**BRIEF**
Drop the images, then output the listing exactly.

**DATASET**

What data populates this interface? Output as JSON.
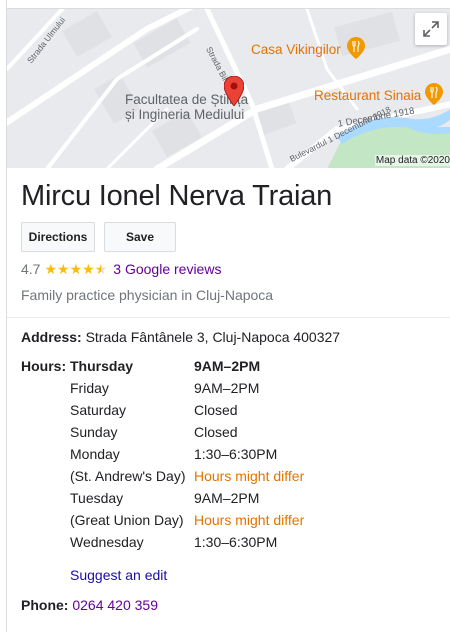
{
  "map": {
    "labels": {
      "faculty_line1": "Facultatea de Știința",
      "faculty_line2": "și Ingineria Mediului",
      "casa": "Casa Vikingilor",
      "restaurant": "Restaurant Sinaia",
      "road_ulmului": "Strada Ulmului",
      "road_bihorului": "Strada Bihorului",
      "road_bulevardul": "Bulevardul 1 Decembrie 1918",
      "road_decembrie": "Bulevardul 1 Decembrie 1918"
    },
    "attribution": "Map data ©2020",
    "expand_icon": "expand-icon",
    "colors": {
      "water": "#aadaff",
      "park": "#c3e6c5",
      "road": "#ffffff",
      "pin": "#ea4335",
      "poi": "#f29900"
    }
  },
  "place": {
    "name": "Mircu Ionel Nerva Traian",
    "rating": "4.7",
    "rating_stars": 4.7,
    "reviews_label": "3 Google reviews",
    "category": "Family practice physician in Cluj-Napoca"
  },
  "actions": {
    "directions_label": "Directions",
    "save_label": "Save"
  },
  "address": {
    "label": "Address:",
    "value": "Strada Fântânele 3, Cluj-Napoca 400327"
  },
  "hours": {
    "label": "Hours:",
    "rows": [
      {
        "day": "Thursday",
        "time": "9AM–2PM"
      },
      {
        "day": "Friday",
        "time": "9AM–2PM"
      },
      {
        "day": "Saturday",
        "time": "Closed"
      },
      {
        "day": "Sunday",
        "time": "Closed"
      },
      {
        "day": "Monday",
        "time": "1:30–6:30PM"
      },
      {
        "day": "(St. Andrew's Day)",
        "time": "Hours might differ"
      },
      {
        "day": "Tuesday",
        "time": "9AM–2PM"
      },
      {
        "day": "(Great Union Day)",
        "time": "Hours might differ"
      },
      {
        "day": "Wednesday",
        "time": "1:30–6:30PM"
      }
    ]
  },
  "suggest_edit": "Suggest an edit",
  "phone": {
    "label": "Phone:",
    "value": "0264 420 359"
  }
}
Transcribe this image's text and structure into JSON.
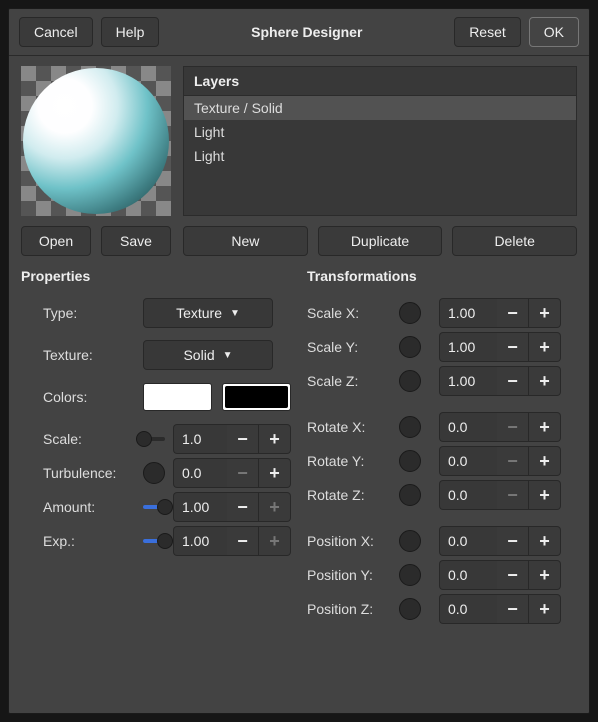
{
  "header": {
    "cancel": "Cancel",
    "help": "Help",
    "title": "Sphere Designer",
    "reset": "Reset",
    "ok": "OK"
  },
  "layers": {
    "label": "Layers",
    "items": [
      "Texture / Solid",
      "Light",
      "Light"
    ],
    "selected_index": 0
  },
  "buttons": {
    "open": "Open",
    "save": "Save",
    "new": "New",
    "duplicate": "Duplicate",
    "delete": "Delete"
  },
  "properties": {
    "title": "Properties",
    "type_label": "Type:",
    "type_value": "Texture",
    "texture_label": "Texture:",
    "texture_value": "Solid",
    "colors_label": "Colors:",
    "color1": "#ffffff",
    "color2": "#000000",
    "scale": {
      "label": "Scale:",
      "value": "1.0",
      "pos": 0.06,
      "fill": 0,
      "minus_dim": false,
      "plus_dim": false
    },
    "turbulence": {
      "label": "Turbulence:",
      "value": "0.0",
      "pos": 1.0,
      "fill": 0,
      "minus_dim": true,
      "plus_dim": false,
      "knob_only": true
    },
    "amount": {
      "label": "Amount:",
      "value": "1.00",
      "pos": 1.0,
      "fill": 1.0,
      "minus_dim": false,
      "plus_dim": true
    },
    "exp": {
      "label": "Exp.:",
      "value": "1.00",
      "pos": 1.0,
      "fill": 1.0,
      "minus_dim": false,
      "plus_dim": true
    }
  },
  "transformations": {
    "title": "Transformations",
    "rows": [
      {
        "label": "Scale X:",
        "value": "1.00",
        "minus_dim": false,
        "plus_dim": false
      },
      {
        "label": "Scale Y:",
        "value": "1.00",
        "minus_dim": false,
        "plus_dim": false
      },
      {
        "label": "Scale Z:",
        "value": "1.00",
        "minus_dim": false,
        "plus_dim": false
      },
      {
        "label": "Rotate X:",
        "value": "0.0",
        "minus_dim": true,
        "plus_dim": false
      },
      {
        "label": "Rotate Y:",
        "value": "0.0",
        "minus_dim": true,
        "plus_dim": false
      },
      {
        "label": "Rotate Z:",
        "value": "0.0",
        "minus_dim": true,
        "plus_dim": false
      },
      {
        "label": "Position X:",
        "value": "0.0",
        "minus_dim": false,
        "plus_dim": false
      },
      {
        "label": "Position Y:",
        "value": "0.0",
        "minus_dim": false,
        "plus_dim": false
      },
      {
        "label": "Position Z:",
        "value": "0.0",
        "minus_dim": false,
        "plus_dim": false
      }
    ]
  }
}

**ANSWER**
What data populates this interface? Output as JSON.
{
  "map": {
    "labels": {
      "faculty_line1": "Facultatea de Știința",
      "faculty_line2": "și Ingineria Mediului",
      "casa": "Casa Vikingilor",
      "restaurant": "Restaurant Sinaia",
      "road_ulmului": "Strada Ulmului",
      "road_bihorului": "Strada Bihorului",
      "road_bulevardul": "Bulevardul 1 Decembrie 1918",
      "road_decembrie": "Bulevardul 1 Decembrie 1918"
    },
    "attribution": "Map data ©2020",
    "expand_icon": "expand-icon",
    "colors": {
      "water": "#aadaff",
      "park": "#c3e6c5",
      "road": "#ffffff",
      "pin": "#ea4335",
      "poi": "#f29900"
    }
  },
  "place": {
    "name": "Mircu Ionel Nerva Traian",
    "rating": "4.7",
    "rating_stars": 4.7,
    "reviews_label": "3 Google reviews",
    "category": "Family practice physician in Cluj-Napoca"
  },
  "actions": {
    "directions_label": "Directions",
    "save_label": "Save"
  },
  "address": {
    "label": "Address:",
    "value": "Strada Fântânele 3, Cluj-Napoca 400327"
  },
  "hours": {
    "label": "Hours:",
    "rows": [
      {
        "day": "Thursday",
        "time": "9AM–2PM"
      },
      {
        "day": "Friday",
        "time": "9AM–2PM"
      },
      {
        "day": "Saturday",
        "time": "Closed"
      },
      {
        "day": "Sunday",
        "time": "Closed"
      },
      {
        "day": "Monday",
        "time": "1:30–6:30PM"
      },
      {
        "day": "(St. Andrew's Day)",
        "time": "Hours might differ"
      },
      {
        "day": "Tuesday",
        "time": "9AM–2PM"
      },
      {
        "day": "(Great Union Day)",
        "time": "Hours might differ"
      },
      {
        "day": "Wednesday",
        "time": "1:30–6:30PM"
      }
    ]
  },
  "suggest_edit": "Suggest an edit",
  "phone": {
    "label": "Phone:",
    "value": "0264 420 359"
  }
}
Transcribe this image's text and structure into JSON.
{
  "header": {
    "cancel": "Cancel",
    "help": "Help",
    "title": "Sphere Designer",
    "reset": "Reset",
    "ok": "OK"
  },
  "layers": {
    "label": "Layers",
    "items": [
      "Texture / Solid",
      "Light",
      "Light"
    ],
    "selected_index": 0
  },
  "buttons": {
    "open": "Open",
    "save": "Save",
    "new": "New",
    "duplicate": "Duplicate",
    "delete": "Delete"
  },
  "properties": {
    "title": "Properties",
    "type_label": "Type:",
    "type_value": "Texture",
    "texture_label": "Texture:",
    "texture_value": "Solid",
    "colors_label": "Colors:",
    "color1": "#ffffff",
    "color2": "#000000",
    "scale": {
      "label": "Scale:",
      "value": "1.0",
      "pos": 0.06,
      "fill": 0,
      "minus_dim": false,
      "plus_dim": false
    },
    "turbulence": {
      "label": "Turbulence:",
      "value": "0.0",
      "pos": 1.0,
      "fill": 0,
      "minus_dim": true,
      "plus_dim": false,
      "knob_only": true
    },
    "amount": {
      "label": "Amount:",
      "value": "1.00",
      "pos": 1.0,
      "fill": 1.0,
      "minus_dim": false,
      "plus_dim": true
    },
    "exp": {
      "label": "Exp.:",
      "value": "1.00",
      "pos": 1.0,
      "fill": 1.0,
      "minus_dim": false,
      "plus_dim": true
    }
  },
  "transformations": {
    "title": "Transformations",
    "rows": [
      {
        "label": "Scale X:",
        "value": "1.00",
        "minus_dim": false,
        "plus_dim": false
      },
      {
        "label": "Scale Y:",
        "value": "1.00",
        "minus_dim": false,
        "plus_dim": false
      },
      {
        "label": "Scale Z:",
        "value": "1.00",
        "minus_dim": false,
        "plus_dim": false
      },
      {
        "label": "Rotate X:",
        "value": "0.0",
        "minus_dim": true,
        "plus_dim": false
      },
      {
        "label": "Rotate Y:",
        "value": "0.0",
        "minus_dim": true,
        "plus_dim": false
      },
      {
        "label": "Rotate Z:",
        "value": "0.0",
        "minus_dim": true,
        "plus_dim": false
      },
      {
        "label": "Position X:",
        "value": "0.0",
        "minus_dim": false,
        "plus_dim": false
      },
      {
        "label": "Position Y:",
        "value": "0.0",
        "minus_dim": false,
        "plus_dim": false
      },
      {
        "label": "Position Z:",
        "value": "0.0",
        "minus_dim": false,
        "plus_dim": false
      }
    ]
  }
}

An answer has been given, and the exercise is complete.